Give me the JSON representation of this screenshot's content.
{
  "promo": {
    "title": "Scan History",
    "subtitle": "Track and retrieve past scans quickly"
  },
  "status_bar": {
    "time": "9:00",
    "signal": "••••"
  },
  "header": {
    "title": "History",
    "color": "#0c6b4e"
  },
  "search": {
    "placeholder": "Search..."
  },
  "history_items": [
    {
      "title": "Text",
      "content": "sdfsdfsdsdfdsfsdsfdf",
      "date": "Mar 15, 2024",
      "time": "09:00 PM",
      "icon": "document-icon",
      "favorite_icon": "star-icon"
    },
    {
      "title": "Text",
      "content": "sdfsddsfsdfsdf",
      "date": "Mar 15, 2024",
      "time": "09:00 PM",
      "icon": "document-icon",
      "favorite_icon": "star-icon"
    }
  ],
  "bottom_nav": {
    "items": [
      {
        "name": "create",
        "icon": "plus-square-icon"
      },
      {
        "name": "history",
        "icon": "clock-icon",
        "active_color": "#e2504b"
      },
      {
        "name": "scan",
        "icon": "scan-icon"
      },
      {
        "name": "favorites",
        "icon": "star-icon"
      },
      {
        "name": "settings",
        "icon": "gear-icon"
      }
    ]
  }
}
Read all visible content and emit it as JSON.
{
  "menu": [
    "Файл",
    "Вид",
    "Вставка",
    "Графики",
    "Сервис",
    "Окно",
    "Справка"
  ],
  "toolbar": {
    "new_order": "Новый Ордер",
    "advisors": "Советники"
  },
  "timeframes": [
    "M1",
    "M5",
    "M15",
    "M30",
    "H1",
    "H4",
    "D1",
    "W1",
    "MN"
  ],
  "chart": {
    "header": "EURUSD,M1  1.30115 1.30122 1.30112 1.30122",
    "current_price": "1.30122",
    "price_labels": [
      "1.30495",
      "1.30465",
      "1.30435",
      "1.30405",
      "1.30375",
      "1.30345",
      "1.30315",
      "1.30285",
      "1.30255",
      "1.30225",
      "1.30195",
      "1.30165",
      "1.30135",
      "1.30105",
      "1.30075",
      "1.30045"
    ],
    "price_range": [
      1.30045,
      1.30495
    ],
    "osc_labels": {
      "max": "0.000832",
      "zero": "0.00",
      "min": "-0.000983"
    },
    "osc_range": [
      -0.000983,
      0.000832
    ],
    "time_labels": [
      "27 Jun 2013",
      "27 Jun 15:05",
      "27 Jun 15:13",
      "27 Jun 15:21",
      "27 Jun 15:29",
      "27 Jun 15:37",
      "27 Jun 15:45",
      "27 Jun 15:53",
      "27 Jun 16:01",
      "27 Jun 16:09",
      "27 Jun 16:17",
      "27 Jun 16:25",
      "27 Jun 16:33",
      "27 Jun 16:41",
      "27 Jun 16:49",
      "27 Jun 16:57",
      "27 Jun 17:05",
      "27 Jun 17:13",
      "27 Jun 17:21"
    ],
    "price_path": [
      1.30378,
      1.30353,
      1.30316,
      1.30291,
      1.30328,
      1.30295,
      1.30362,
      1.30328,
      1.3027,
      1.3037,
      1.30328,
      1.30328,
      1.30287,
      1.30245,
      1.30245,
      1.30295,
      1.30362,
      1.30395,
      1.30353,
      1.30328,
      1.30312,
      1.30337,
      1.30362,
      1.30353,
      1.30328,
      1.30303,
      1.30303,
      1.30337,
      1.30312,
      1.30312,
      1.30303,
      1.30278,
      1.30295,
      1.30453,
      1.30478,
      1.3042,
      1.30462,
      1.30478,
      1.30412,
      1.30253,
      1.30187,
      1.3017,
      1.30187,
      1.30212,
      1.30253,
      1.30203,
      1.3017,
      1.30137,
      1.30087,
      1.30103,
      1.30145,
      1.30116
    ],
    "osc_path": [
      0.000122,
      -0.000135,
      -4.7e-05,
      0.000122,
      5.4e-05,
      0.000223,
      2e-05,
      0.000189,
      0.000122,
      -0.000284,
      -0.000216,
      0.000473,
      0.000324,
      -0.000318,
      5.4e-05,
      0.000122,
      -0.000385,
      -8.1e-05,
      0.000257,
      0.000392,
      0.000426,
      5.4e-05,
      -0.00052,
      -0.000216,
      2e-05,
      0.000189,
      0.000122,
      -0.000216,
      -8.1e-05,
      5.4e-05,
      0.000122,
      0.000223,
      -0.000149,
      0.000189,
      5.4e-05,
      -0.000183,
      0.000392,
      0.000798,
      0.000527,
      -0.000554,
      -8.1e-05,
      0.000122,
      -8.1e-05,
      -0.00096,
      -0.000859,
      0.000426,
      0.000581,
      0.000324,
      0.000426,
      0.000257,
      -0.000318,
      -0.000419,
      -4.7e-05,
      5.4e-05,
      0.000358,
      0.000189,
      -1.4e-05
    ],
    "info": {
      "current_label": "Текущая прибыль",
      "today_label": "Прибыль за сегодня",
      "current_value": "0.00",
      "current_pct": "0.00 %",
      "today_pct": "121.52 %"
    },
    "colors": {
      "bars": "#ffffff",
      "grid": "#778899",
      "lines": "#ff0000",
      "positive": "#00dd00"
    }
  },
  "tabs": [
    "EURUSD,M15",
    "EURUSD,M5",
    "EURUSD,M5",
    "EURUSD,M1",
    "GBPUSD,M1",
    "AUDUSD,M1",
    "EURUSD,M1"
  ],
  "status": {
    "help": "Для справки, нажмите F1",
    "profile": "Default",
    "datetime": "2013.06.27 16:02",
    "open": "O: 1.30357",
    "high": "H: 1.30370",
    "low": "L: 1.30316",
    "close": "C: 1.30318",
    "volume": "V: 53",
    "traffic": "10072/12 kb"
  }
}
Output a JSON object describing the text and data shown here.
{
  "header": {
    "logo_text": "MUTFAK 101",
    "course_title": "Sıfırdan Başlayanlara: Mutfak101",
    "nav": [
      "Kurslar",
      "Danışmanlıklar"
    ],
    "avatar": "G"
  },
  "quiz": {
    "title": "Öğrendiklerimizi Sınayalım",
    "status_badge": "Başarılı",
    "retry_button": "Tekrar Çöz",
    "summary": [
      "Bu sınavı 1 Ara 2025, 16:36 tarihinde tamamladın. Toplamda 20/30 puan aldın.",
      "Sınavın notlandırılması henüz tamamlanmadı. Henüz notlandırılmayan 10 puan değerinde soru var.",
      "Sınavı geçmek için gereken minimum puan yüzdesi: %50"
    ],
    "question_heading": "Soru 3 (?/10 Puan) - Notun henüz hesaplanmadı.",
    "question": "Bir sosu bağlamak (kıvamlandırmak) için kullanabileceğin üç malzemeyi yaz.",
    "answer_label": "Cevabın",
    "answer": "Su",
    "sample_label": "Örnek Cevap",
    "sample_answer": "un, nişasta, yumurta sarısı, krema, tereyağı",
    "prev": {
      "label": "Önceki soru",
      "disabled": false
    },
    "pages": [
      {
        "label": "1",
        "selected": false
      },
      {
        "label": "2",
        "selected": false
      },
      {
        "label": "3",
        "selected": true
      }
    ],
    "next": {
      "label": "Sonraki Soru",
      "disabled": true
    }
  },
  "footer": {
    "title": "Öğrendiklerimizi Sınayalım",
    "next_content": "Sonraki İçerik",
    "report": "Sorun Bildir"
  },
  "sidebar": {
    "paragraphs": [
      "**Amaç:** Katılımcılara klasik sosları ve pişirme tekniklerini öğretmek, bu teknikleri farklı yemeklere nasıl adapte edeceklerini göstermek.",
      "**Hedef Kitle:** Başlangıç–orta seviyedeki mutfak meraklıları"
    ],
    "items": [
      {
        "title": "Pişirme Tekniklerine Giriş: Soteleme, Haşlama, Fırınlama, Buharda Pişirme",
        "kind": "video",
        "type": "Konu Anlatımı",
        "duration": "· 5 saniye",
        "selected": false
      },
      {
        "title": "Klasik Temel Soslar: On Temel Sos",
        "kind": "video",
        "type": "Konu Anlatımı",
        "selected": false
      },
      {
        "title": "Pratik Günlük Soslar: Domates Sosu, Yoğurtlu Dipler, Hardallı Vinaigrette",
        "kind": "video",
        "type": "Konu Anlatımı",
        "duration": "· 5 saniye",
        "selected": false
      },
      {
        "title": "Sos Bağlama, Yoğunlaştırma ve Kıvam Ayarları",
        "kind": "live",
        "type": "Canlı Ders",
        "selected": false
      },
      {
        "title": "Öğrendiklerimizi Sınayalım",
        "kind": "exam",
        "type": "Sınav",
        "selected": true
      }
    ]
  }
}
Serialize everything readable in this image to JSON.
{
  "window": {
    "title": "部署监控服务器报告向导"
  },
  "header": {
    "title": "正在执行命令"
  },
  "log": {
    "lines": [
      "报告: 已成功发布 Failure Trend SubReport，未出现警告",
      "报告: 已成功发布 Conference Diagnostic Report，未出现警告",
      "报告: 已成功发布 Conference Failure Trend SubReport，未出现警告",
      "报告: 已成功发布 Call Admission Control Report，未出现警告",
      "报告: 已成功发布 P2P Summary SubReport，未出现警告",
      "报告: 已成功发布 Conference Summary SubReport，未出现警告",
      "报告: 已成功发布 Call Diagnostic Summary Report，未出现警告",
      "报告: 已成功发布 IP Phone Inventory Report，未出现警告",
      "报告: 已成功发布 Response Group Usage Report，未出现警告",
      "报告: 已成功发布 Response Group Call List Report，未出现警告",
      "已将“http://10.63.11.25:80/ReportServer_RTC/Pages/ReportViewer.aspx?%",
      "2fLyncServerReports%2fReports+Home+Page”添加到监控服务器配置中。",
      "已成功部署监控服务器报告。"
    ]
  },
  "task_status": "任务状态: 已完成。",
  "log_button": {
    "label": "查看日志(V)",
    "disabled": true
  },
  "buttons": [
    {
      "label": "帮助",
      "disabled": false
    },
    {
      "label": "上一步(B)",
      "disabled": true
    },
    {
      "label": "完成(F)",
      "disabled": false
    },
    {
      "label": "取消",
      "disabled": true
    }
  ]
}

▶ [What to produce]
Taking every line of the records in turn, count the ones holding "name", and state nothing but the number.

▶ [Task answer]
5